**Dataset rows describing interfaces**.
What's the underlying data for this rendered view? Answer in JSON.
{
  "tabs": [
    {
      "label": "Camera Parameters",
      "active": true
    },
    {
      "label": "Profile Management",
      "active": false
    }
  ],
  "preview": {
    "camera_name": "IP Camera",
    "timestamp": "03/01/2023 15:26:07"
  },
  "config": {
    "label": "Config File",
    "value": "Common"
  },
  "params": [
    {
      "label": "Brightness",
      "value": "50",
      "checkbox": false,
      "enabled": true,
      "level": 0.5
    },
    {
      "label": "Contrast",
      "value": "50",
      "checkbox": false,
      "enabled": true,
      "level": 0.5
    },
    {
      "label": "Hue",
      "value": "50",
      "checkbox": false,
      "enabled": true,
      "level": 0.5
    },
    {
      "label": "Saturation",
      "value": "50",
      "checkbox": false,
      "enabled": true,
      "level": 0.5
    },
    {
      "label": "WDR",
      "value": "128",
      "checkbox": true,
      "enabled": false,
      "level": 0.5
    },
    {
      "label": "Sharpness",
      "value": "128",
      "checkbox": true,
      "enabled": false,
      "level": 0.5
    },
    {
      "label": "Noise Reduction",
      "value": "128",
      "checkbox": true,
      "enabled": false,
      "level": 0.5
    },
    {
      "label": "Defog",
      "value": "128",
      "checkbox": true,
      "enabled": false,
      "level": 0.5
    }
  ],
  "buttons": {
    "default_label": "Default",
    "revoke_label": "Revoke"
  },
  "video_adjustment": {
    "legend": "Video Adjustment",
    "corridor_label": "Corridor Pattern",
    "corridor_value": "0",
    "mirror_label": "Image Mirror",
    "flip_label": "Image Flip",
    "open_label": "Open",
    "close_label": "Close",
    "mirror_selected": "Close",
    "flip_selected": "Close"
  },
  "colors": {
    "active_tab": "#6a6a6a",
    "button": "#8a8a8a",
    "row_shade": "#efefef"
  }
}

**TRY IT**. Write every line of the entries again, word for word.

**SOLUTION FOR THIS TASK**.
What's the underlying data for this rendered view? Answer in JSON.
{
  "tabs": [
    {
      "label": "Camera Parameters",
      "active": true
    },
    {
      "label": "Profile Management",
      "active": false
    }
  ],
  "preview": {
    "camera_name": "IP Camera",
    "timestamp": "03/01/2023 15:26:07"
  },
  "config": {
    "label": "Config File",
    "value": "Common"
  },
  "params": [
    {
      "label": "Brightness",
      "value": "50",
      "checkbox": false,
      "enabled": true,
      "level": 0.5
    },
    {
      "label": "Contrast",
      "value": "50",
      "checkbox": false,
      "enabled": true,
      "level": 0.5
    },
    {
      "label": "Hue",
      "value": "50",
      "checkbox": false,
      "enabled": true,
      "level": 0.5
    },
    {
      "label": "Saturation",
      "value": "50",
      "checkbox": false,
      "enabled": true,
      "level": 0.5
    },
    {
      "label": "WDR",
      "value": "128",
      "checkbox": true,
      "enabled": false,
      "level": 0.5
    },
    {
      "label": "Sharpness",
      "value": "128",
      "checkbox": true,
      "enabled": false,
      "level": 0.5
    },
    {
      "label": "Noise Reduction",
      "value": "128",
      "checkbox": true,
      "enabled": false,
      "level": 0.5
    },
    {
      "label": "Defog",
      "value": "128",
      "checkbox": true,
      "enabled": false,
      "level": 0.5
    }
  ],
  "buttons": {
    "default_label": "Default",
    "revoke_label": "Revoke"
  },
  "video_adjustment": {
    "legend": "Video Adjustment",
    "corridor_label": "Corridor Pattern",
    "corridor_value": "0",
    "mirror_label": "Image Mirror",
    "flip_label": "Image Flip",
    "open_label": "Open",
    "close_label": "Close",
    "mirror_selected": "Close",
    "flip_selected": "Close"
  },
  "colors": {
    "active_tab": "#6a6a6a",
    "button": "#8a8a8a",
    "row_shade": "#efefef"
  }
}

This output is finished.